[Items from an interface collection]
^^^^^^^^

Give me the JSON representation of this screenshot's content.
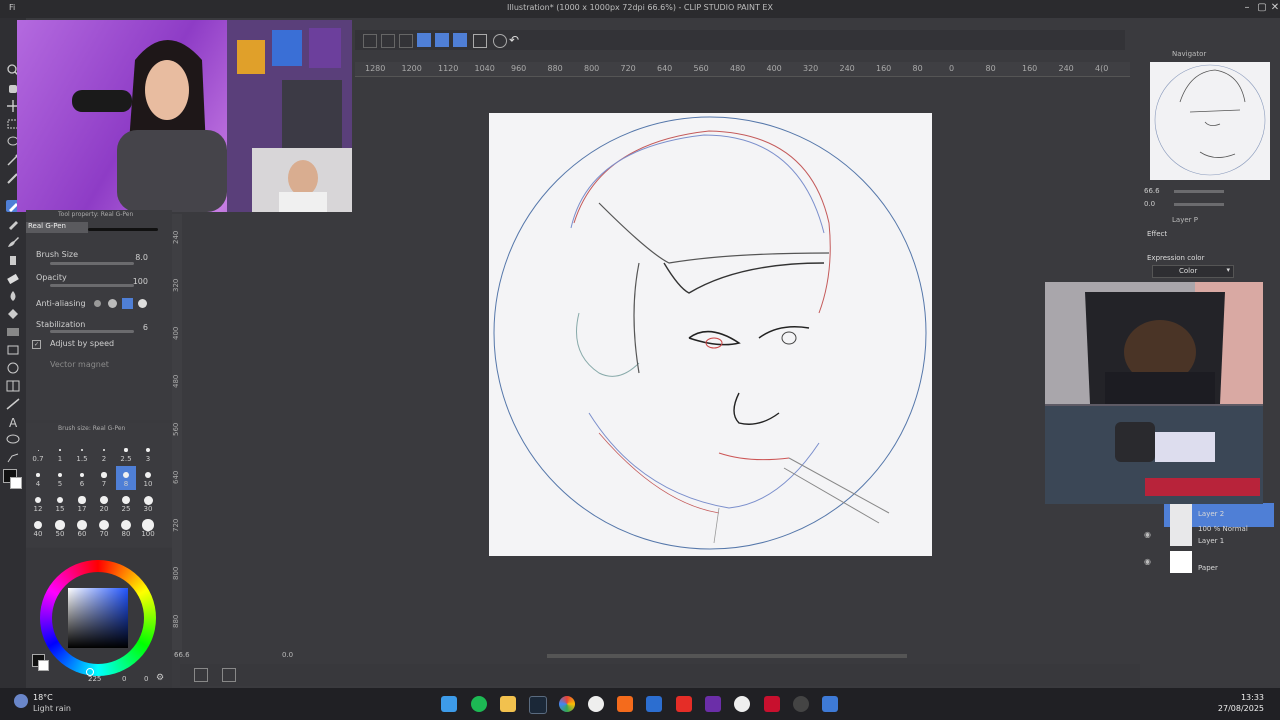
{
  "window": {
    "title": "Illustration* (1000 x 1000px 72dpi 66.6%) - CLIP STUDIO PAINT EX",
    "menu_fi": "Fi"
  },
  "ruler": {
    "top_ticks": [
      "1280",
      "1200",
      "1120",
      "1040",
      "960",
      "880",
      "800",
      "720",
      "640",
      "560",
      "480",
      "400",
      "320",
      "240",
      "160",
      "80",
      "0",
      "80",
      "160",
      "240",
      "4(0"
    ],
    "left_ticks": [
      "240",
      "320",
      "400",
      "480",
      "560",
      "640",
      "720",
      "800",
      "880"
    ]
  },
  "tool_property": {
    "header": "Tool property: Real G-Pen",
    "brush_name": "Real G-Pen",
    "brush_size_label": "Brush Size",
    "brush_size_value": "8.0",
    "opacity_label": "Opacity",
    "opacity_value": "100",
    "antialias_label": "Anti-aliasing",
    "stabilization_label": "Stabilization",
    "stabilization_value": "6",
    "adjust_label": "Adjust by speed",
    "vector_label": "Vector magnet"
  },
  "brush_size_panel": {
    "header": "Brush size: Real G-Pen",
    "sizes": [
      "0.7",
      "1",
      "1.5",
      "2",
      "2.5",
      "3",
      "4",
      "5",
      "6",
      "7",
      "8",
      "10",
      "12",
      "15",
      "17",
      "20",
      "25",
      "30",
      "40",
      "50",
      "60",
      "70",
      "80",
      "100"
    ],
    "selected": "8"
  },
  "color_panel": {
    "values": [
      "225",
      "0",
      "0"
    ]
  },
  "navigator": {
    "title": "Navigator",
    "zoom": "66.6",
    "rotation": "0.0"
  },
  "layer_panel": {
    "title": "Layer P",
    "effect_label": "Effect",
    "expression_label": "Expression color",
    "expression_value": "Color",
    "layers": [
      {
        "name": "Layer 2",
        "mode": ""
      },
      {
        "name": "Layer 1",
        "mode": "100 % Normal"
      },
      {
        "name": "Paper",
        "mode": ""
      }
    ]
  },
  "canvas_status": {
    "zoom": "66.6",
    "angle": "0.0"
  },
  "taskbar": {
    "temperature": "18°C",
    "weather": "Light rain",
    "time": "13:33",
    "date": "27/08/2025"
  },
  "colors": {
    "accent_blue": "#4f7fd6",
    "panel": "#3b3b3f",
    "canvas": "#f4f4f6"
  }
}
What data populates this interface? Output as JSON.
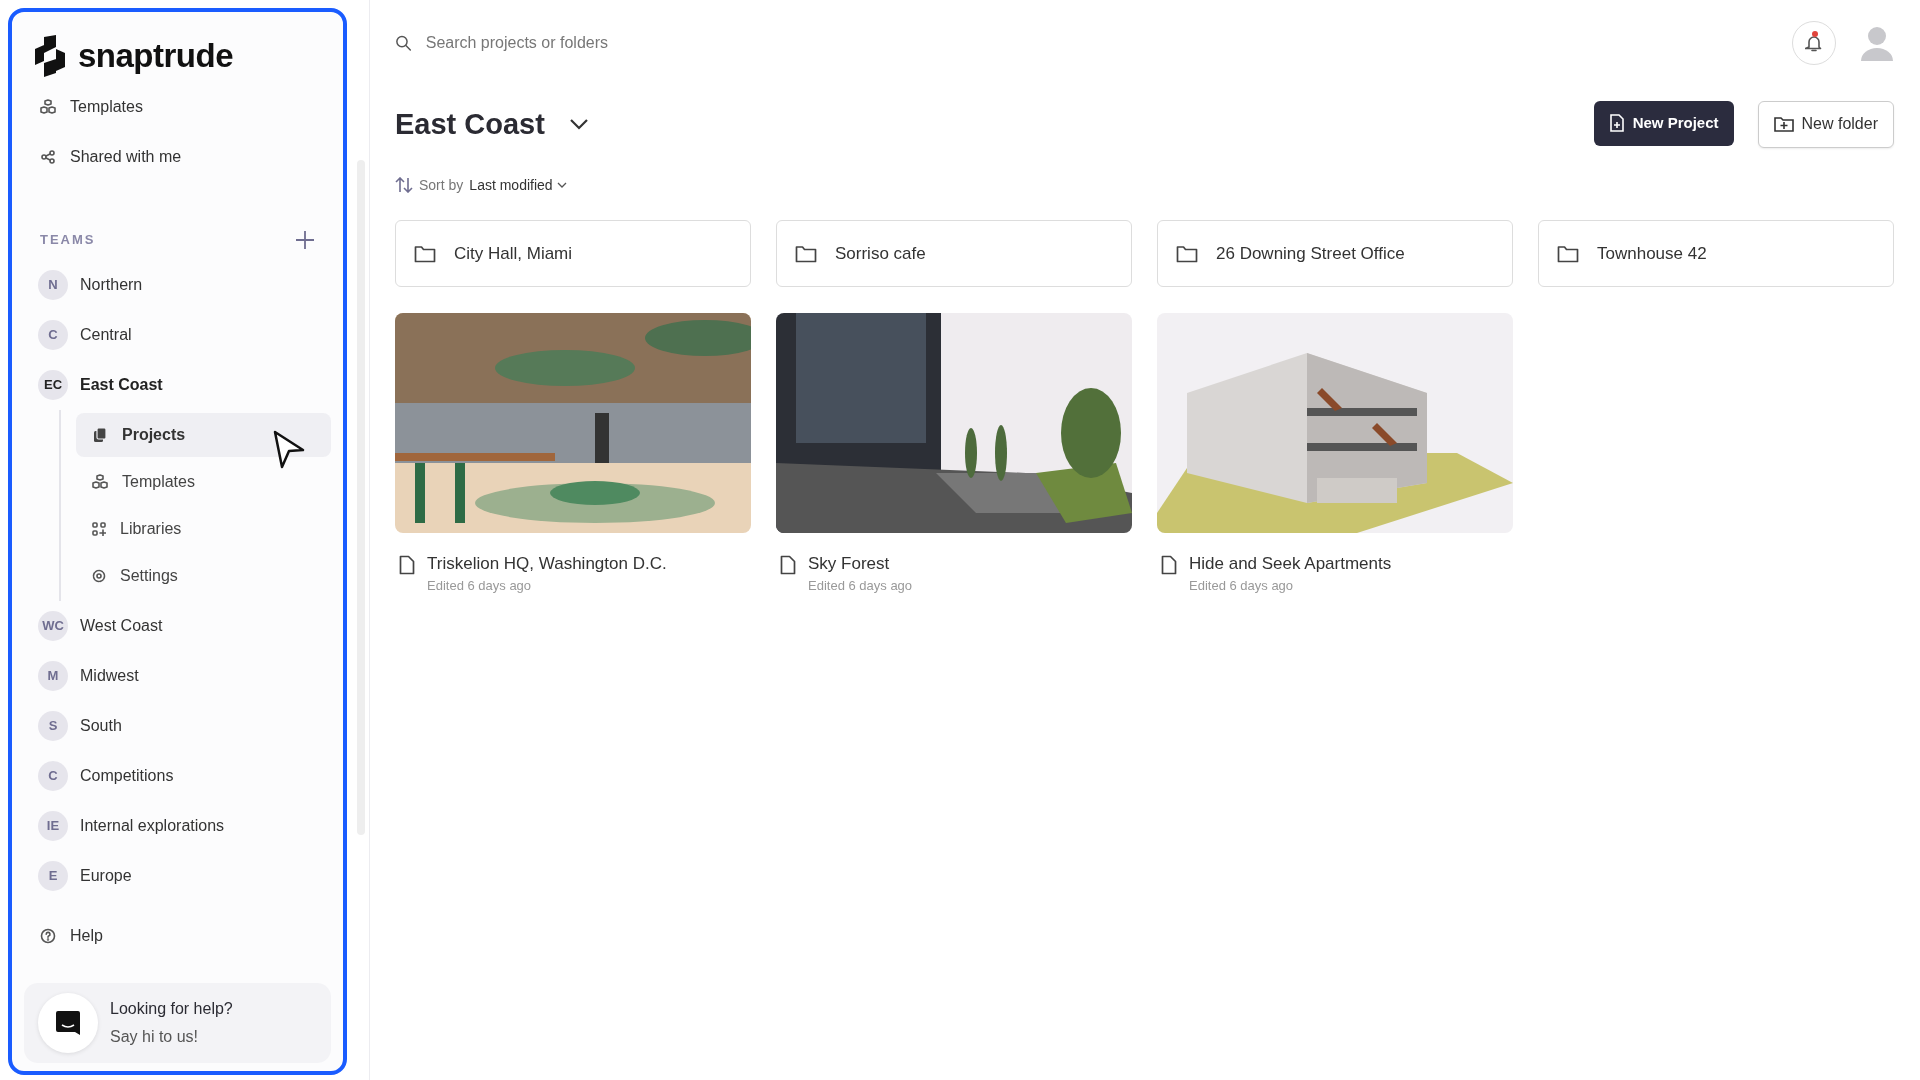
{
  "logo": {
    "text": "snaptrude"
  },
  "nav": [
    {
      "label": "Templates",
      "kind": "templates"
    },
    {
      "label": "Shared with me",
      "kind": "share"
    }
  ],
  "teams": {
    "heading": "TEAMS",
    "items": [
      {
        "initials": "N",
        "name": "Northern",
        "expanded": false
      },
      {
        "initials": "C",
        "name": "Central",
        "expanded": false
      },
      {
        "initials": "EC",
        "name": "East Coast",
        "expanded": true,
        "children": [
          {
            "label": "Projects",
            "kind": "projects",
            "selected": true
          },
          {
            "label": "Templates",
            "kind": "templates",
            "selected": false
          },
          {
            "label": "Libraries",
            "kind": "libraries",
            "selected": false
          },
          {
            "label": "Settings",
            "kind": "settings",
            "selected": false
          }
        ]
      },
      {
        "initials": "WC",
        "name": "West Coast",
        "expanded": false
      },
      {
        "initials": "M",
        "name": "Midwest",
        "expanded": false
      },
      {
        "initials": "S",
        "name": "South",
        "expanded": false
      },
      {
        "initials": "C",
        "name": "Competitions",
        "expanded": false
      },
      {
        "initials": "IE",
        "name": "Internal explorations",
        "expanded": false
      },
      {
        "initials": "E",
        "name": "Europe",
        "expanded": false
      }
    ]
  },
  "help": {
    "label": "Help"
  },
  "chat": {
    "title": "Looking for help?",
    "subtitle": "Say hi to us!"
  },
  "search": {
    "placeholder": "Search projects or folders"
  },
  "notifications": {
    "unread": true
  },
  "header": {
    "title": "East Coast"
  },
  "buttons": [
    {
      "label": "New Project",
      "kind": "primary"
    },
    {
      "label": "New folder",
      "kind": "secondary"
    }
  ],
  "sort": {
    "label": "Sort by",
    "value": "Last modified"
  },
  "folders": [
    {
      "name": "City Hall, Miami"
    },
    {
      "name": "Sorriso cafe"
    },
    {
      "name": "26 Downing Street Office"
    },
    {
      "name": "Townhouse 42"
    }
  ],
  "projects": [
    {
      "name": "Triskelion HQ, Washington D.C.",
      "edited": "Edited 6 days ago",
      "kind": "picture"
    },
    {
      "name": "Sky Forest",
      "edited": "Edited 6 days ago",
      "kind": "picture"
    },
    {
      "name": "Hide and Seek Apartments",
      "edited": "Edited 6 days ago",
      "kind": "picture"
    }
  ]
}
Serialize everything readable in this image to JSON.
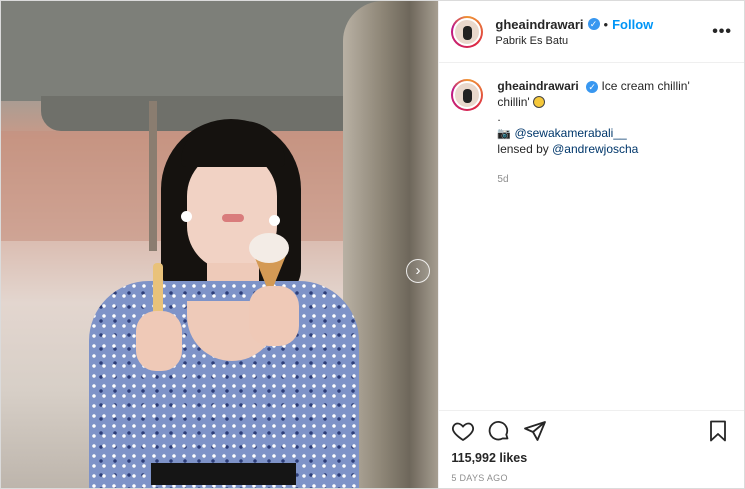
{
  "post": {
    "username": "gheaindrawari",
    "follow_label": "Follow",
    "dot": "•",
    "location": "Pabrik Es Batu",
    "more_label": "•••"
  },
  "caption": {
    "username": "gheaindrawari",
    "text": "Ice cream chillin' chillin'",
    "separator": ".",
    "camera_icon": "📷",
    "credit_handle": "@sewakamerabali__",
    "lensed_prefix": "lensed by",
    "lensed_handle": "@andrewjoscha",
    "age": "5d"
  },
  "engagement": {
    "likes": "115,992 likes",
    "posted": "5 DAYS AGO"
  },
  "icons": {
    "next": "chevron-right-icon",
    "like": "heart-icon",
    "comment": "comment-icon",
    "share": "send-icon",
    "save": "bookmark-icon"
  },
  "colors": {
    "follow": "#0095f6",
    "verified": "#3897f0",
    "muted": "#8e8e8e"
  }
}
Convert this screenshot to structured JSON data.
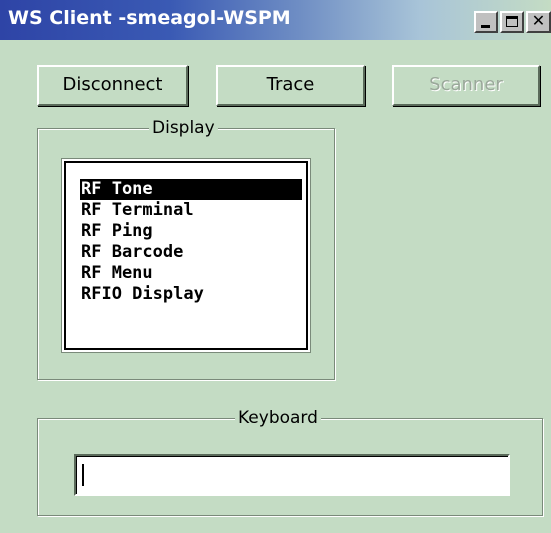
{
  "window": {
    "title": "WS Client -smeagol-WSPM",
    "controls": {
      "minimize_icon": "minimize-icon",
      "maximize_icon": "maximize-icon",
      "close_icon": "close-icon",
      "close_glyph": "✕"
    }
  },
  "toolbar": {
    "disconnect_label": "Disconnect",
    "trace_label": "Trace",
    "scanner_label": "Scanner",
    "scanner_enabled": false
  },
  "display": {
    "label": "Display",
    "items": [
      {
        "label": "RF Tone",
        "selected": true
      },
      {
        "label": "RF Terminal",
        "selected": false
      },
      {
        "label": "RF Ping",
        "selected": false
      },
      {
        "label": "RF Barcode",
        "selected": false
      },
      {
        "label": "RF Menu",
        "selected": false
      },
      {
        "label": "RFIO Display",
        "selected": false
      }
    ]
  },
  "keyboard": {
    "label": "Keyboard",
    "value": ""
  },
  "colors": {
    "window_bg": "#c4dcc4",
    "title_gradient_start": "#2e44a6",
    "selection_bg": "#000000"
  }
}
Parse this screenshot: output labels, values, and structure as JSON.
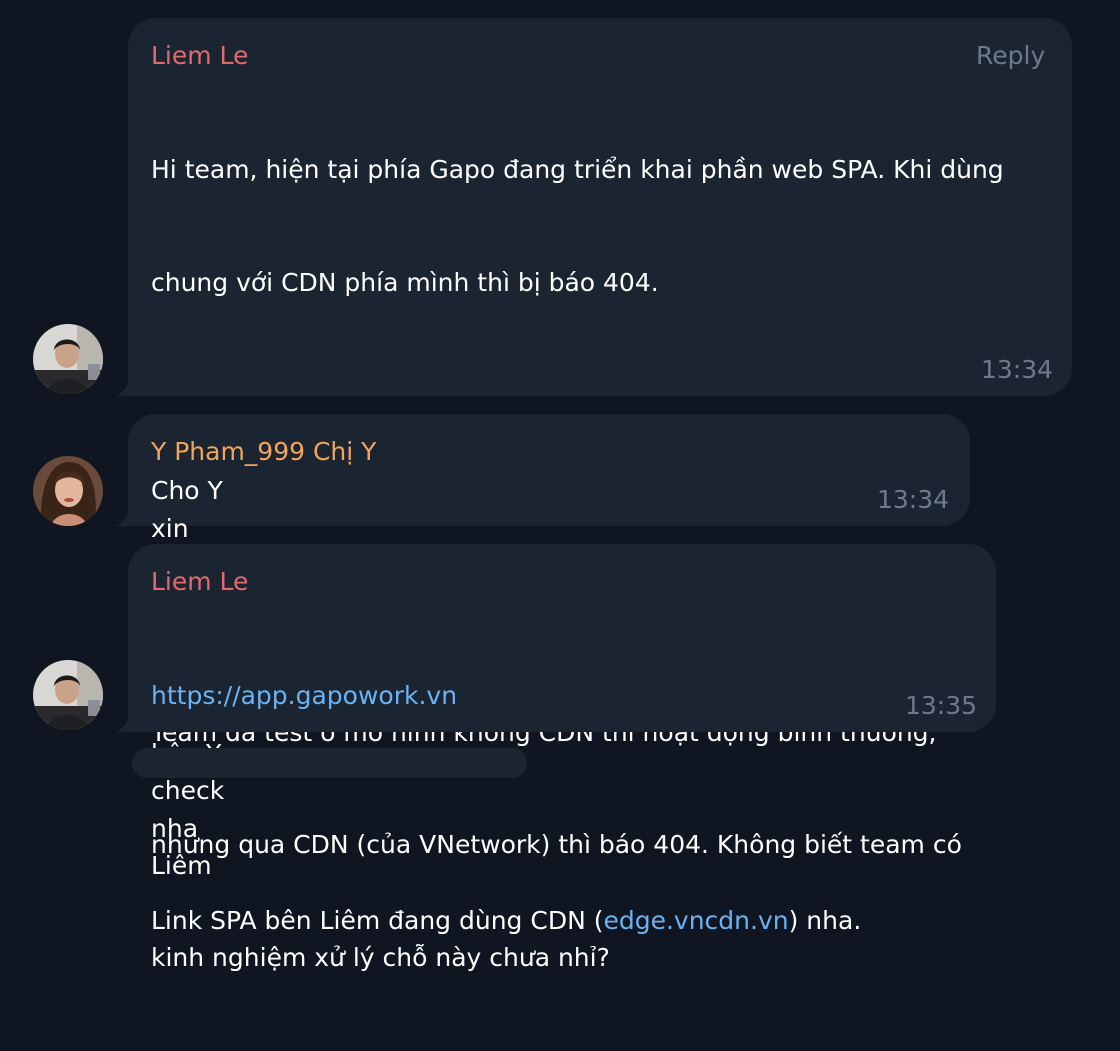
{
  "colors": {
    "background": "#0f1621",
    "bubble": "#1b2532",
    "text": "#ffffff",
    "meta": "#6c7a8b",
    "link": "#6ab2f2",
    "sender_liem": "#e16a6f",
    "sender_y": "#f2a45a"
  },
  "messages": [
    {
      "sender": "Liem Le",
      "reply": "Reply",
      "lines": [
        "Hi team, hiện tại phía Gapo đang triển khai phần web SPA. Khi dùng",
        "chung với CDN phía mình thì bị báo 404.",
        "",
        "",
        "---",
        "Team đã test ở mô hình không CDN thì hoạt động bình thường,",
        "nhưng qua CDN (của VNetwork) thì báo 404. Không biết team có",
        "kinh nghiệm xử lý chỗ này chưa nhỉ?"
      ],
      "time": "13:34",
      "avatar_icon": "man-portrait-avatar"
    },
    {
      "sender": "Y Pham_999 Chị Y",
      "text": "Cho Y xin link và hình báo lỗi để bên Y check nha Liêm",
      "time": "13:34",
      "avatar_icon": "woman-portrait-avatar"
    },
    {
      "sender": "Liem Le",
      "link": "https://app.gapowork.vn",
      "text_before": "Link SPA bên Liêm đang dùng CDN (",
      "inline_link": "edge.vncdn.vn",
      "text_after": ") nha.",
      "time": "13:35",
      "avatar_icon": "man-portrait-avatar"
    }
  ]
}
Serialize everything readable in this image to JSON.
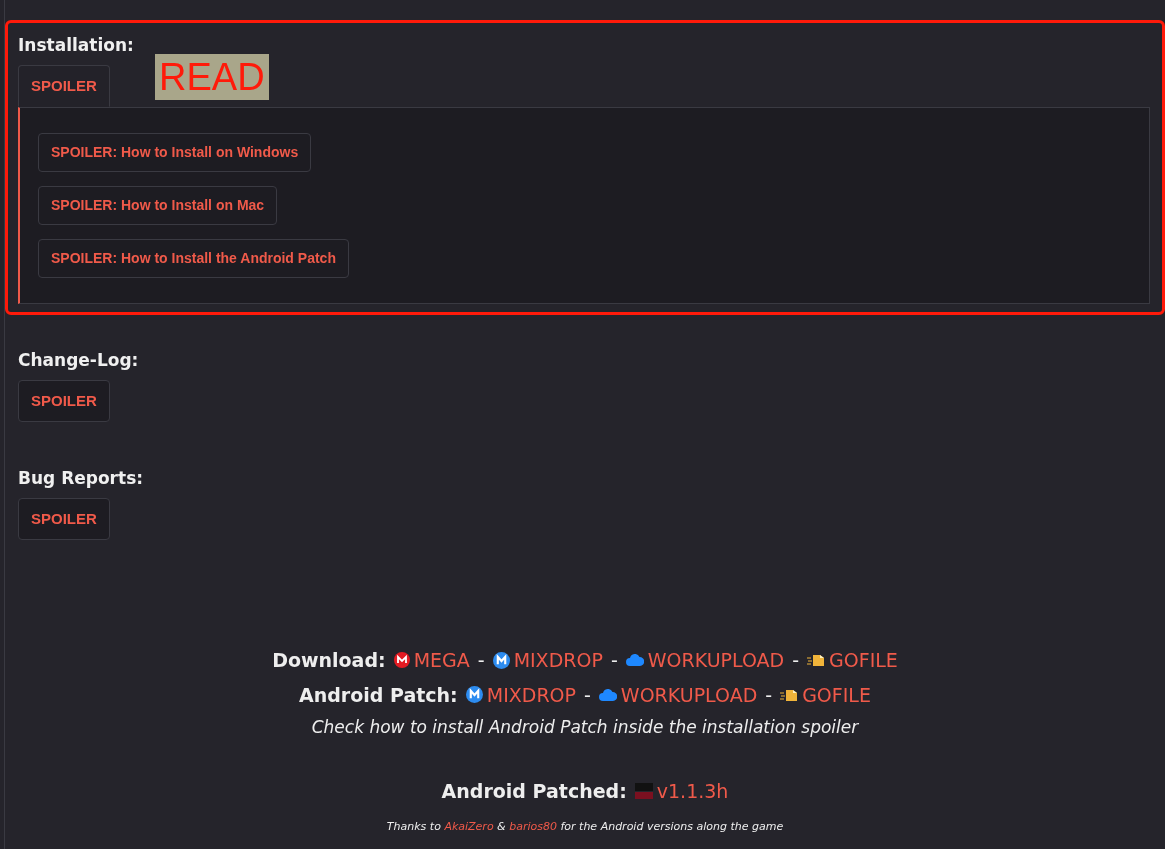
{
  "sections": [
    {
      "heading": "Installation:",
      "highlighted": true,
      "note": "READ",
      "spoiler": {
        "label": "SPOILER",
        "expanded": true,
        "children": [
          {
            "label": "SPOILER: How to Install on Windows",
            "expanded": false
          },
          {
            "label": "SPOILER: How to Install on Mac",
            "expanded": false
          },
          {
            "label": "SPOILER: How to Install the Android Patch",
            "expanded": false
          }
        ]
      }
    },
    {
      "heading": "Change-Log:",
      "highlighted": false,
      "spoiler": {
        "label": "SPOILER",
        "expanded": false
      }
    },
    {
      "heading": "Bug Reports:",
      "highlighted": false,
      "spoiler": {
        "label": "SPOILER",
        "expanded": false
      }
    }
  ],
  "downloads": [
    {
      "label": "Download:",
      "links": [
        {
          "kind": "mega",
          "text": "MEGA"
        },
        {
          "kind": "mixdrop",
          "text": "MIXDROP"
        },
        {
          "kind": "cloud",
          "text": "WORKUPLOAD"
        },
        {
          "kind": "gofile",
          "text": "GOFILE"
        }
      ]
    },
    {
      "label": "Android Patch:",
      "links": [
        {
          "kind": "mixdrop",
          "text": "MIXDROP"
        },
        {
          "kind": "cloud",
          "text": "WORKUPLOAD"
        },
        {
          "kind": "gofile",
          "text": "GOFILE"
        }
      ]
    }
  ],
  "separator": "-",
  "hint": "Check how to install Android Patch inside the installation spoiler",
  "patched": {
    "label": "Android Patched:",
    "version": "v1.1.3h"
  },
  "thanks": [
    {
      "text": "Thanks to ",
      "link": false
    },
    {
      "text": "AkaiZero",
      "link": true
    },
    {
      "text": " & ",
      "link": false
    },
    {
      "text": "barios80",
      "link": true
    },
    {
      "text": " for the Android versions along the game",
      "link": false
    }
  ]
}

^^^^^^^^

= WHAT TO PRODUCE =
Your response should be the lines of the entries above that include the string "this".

= EXERCISE SOLUTION =
Give me the JSON representation of this screenshot's content.
What data populates this interface? Output as JSON.
Serialize everything readable in this image to JSON.
Convert this screenshot to structured JSON data.
Parse this screenshot: output labels, values, and structure as JSON.
Serialize everything readable in this image to JSON.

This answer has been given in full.